“In such a state of society the master fears and flatters his scholars, and the scholars despise their masters and tutors; young and old are all alike; and the young man is on a level with the old, and is ready to compete with him in word or deed.”
Plato even says that the “equality of the two sexes in relation to each other” are changed, forgetting any natural differences they have.
“The excess of liberty, whether in States or individuals, seems only to pass into excess of slavery.”
This is the point in a society’s lifespan, Plato says, that a potential tyrant will take hold. Presently, Donald Trump was just elected President of the United States. We are moving into the bondage stage of the Tytler Cycle. After a long period of apathy and dependance, a country realizes what mess they are in. Fears begin to break out. For the US, there are increased tensions between Christianity and Islam, as well as other minorities. The current economic forecast is not very appealing to most of the working class either.
Approximately 58% of the population is of the socialized mind, the first of three levels of adult mental complexity identified by neo-Piagetians Robert Kegan and Lisa Lahey. People in this mindset are shaped by their environment and external expectations. They have strong loyalty to groups and have faith in the belief systems and ideologies of these groups (politics and religion, most notably). Emotional and belief support is found in shared experiences and relationships. Making solely independent decisions is a difficulty for them. This is the majority.
The majority rarely thinks for itself. They act out of fear, and when a nation is running off of enough fear, a “messiah” will always rise up. Someone who promises to fix everything. And even if those promises are basically impossible, the country chooses them. This is where Trump came from. He embraced all the country’s fears and promised to fix them. He is a natural—and mathematically predictable—next step in our society.

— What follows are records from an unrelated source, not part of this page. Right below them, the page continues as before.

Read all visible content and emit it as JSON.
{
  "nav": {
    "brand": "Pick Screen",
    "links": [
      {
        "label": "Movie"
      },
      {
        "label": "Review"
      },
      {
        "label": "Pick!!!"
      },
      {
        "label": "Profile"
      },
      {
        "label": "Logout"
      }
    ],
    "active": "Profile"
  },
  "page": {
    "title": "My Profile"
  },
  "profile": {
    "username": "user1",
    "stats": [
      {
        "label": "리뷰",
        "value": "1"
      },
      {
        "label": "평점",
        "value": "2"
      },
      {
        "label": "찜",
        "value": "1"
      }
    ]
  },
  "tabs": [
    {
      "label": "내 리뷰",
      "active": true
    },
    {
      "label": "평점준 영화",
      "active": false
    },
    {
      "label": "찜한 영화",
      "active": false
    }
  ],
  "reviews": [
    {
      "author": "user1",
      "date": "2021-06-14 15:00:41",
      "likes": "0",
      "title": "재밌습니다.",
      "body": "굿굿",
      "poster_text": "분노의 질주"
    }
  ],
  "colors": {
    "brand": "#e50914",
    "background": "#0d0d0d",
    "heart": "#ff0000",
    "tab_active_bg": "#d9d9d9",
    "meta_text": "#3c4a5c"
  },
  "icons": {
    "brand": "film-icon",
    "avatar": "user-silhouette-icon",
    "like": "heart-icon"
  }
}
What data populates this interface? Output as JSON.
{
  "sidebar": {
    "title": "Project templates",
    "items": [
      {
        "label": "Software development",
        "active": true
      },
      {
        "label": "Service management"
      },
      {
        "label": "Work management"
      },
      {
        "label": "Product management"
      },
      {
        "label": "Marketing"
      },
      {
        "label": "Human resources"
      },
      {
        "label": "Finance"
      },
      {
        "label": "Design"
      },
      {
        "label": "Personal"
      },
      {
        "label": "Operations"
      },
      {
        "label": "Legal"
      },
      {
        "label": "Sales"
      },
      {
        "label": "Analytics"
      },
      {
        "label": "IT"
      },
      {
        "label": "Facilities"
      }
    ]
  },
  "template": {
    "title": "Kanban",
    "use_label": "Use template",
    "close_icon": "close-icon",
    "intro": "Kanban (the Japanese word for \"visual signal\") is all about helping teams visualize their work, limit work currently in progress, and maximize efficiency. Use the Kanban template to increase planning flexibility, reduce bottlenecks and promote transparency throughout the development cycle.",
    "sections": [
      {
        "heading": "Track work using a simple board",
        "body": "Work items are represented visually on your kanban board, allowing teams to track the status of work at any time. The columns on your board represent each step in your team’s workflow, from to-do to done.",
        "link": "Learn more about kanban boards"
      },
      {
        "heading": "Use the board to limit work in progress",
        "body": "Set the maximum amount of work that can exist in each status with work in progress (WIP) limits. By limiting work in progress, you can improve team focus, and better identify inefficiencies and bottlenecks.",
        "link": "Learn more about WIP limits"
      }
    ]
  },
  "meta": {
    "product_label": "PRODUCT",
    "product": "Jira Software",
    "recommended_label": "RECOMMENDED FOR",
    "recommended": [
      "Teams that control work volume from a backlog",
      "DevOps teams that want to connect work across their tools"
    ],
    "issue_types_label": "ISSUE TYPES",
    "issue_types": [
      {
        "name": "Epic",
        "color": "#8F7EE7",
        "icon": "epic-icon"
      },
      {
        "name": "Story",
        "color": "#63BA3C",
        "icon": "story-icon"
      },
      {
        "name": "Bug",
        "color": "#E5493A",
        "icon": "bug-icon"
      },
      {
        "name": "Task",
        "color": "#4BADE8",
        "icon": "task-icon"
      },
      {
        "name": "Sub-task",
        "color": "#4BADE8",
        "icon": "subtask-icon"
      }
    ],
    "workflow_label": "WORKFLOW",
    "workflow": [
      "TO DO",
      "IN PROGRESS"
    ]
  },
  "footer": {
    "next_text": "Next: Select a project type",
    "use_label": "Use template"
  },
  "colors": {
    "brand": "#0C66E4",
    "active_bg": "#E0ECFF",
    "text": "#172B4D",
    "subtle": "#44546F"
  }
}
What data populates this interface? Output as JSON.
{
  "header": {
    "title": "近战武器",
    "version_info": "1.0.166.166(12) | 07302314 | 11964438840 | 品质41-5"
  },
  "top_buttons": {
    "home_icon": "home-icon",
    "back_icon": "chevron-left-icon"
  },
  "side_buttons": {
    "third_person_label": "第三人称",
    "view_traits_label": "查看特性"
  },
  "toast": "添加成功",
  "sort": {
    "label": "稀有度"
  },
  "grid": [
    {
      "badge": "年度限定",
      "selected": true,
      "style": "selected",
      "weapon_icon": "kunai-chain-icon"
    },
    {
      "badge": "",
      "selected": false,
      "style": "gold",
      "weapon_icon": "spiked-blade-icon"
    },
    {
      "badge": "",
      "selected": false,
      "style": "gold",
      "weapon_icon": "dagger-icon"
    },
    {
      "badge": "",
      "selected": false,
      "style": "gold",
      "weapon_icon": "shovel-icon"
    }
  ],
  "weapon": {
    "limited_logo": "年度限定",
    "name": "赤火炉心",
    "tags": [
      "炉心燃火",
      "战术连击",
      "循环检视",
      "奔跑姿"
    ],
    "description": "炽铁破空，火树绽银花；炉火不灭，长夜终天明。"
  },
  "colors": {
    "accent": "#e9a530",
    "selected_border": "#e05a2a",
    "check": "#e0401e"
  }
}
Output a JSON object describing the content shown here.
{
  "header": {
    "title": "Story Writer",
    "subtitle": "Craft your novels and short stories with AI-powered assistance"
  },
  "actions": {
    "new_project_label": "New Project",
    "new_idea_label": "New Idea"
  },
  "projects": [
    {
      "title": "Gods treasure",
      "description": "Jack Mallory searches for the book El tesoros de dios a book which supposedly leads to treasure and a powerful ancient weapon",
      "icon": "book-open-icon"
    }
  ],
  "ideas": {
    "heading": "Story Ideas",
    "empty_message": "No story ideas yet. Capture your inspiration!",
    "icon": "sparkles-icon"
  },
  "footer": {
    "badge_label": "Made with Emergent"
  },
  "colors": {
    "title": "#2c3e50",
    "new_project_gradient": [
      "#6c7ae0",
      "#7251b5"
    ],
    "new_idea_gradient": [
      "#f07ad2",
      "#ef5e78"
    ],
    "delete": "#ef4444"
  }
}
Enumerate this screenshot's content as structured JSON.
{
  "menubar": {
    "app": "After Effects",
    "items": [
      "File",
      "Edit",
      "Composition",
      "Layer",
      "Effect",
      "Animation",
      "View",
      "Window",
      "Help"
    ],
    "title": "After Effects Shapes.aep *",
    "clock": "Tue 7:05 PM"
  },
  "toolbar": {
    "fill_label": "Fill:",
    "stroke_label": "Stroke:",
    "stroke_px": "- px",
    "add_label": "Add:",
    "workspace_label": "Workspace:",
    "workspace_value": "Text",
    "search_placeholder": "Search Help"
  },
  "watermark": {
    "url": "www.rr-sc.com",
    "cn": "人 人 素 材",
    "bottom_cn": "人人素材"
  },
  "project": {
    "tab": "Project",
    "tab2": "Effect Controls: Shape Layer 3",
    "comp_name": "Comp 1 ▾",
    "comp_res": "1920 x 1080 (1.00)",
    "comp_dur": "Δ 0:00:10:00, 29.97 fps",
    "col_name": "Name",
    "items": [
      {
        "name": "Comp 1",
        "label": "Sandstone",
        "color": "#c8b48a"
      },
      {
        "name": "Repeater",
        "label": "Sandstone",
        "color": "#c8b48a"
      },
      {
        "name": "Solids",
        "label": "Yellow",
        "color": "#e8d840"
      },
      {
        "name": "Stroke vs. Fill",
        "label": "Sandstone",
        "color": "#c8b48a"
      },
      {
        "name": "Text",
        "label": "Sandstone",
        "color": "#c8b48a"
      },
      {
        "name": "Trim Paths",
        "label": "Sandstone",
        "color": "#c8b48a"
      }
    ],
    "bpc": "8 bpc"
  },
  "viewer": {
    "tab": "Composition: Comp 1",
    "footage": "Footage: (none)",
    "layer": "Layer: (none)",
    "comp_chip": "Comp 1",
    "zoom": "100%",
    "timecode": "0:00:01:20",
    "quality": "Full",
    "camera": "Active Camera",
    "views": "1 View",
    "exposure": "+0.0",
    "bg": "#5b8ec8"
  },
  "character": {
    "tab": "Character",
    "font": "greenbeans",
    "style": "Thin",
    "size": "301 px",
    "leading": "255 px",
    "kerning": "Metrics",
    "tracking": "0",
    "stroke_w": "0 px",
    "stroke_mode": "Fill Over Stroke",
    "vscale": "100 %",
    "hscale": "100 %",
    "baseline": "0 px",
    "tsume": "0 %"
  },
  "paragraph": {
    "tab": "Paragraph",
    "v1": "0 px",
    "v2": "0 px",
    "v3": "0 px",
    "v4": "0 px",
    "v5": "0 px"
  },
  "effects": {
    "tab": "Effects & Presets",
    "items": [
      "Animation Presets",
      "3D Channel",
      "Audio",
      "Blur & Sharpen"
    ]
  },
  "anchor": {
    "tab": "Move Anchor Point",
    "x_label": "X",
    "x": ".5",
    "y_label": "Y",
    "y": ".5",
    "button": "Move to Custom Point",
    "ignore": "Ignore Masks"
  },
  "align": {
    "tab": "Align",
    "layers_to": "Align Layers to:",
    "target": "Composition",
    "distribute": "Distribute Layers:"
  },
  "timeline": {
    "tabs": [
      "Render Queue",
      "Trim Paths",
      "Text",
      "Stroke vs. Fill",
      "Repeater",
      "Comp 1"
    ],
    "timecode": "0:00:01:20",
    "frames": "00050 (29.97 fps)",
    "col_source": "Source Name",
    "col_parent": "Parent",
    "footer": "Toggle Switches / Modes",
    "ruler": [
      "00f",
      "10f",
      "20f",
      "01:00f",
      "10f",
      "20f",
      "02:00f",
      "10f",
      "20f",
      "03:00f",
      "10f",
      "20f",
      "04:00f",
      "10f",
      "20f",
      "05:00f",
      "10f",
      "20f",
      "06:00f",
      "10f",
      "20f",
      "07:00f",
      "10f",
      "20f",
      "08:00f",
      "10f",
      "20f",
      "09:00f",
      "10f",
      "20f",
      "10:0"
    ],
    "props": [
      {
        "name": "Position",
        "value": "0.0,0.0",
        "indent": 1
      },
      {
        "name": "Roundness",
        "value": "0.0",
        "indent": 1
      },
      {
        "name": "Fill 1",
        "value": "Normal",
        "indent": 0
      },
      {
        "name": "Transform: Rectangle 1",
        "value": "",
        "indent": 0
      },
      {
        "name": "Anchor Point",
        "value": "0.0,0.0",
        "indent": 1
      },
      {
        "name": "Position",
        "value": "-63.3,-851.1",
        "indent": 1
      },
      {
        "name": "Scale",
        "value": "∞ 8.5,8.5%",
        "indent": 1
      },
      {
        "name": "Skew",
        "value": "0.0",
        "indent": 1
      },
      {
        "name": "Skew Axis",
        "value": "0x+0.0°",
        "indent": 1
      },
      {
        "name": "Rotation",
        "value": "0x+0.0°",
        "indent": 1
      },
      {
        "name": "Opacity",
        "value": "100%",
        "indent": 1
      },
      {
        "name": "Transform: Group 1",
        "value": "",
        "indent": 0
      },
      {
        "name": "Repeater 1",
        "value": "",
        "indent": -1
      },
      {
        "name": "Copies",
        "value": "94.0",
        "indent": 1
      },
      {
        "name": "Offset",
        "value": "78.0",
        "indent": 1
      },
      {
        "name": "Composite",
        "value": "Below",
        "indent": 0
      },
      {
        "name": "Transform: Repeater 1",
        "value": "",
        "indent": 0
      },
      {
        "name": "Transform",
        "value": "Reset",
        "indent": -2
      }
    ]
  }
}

But what happens now?
A few have theories on this, including Johan Galtung, who says it could reshape borders. “As a trans-border structure,” he says, “the collapse I am thinking of is global, not domestic. But it may have domestic repercussion, like white supremacists or even minorities like Hawaiians, Inuits, indigenous Americans and black Americans doing the same, maybe arguing for the United States as community, confederation rather than a ‘union.’”
However, “[o]nly the naive will assume that new world to be paradise on earth. New systems emerge with their contradictions,” Galtung says. As the contradictions “mature, synchronize, and synergize the Center may loosen the grip in the Periphery in one conscious, enlightened act (de Gaulle) or see the Empire dissolve, slowly (UK) or quickly (the Soviet Union).”
It is not really possible to predict what will happen next with enough accuracy to mean anything. But it will be a complicated collapse that could lead to something good or something bad. What we do know is that the world is more interconnected because of the United States than it has ever been in any point in history, and the entire system is more fragile than any society in history has ever been. Any collapse will have major repercussions.
Eberhard, John. “The Tytler Cycle Revisited.” Common Sense Government. Common Sense Government, 14 Mar. 2009. Web. 01 Mar. 2017.
Galtung, Johan. “Decline and Fall of US Empire.” Johan Galtung, Decline and Fall of US Empire. The Transnational Foundation of Peace and Future Research, 21 Jan. 2004. Web. 01 Mar. 2017.
Plato. The Republic. Trans. Benjamin Jowett. Minneapolis: First Avenue Editions, a Division of Lerner Group, 2015. Print.
Reis, Rick. “1110 Kegan’s Theory of the Evolution of Consciousness.” 1110 Kegan’s Theory of the Evolution of Consciousness. Tomorrow’s Professor, 2010. Web. 01 Mar. 2017.
“Robert Kegan’s Stages of Social Maturity/ Orders of Consciousness.” The Mouse Trap. The Mouse Trap, 30 Sept. 2008. Web. 01 Mar. 2017.
Tytler, Alexander F. Elements of General History, Ancient and Modern. Place of Publication Not Identified: Rareclub Com, 2012. Print.